* _WORK TO BE COMPLETED_
Please give the number of lines in the entries below that hold "description", with no other words.

** MATERIAL FOR THE TASK follows **

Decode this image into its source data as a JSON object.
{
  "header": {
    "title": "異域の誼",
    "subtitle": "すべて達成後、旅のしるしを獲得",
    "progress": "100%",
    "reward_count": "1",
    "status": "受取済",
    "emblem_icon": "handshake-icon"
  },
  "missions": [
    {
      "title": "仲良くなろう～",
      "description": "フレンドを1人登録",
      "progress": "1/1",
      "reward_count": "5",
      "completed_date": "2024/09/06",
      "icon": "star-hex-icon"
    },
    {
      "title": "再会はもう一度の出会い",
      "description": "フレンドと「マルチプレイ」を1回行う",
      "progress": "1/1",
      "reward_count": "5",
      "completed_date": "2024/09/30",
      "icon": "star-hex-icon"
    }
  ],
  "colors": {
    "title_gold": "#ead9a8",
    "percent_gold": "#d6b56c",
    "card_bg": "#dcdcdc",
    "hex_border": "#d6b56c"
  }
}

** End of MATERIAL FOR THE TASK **

* _ANSWER TO THE PROBLEM_
2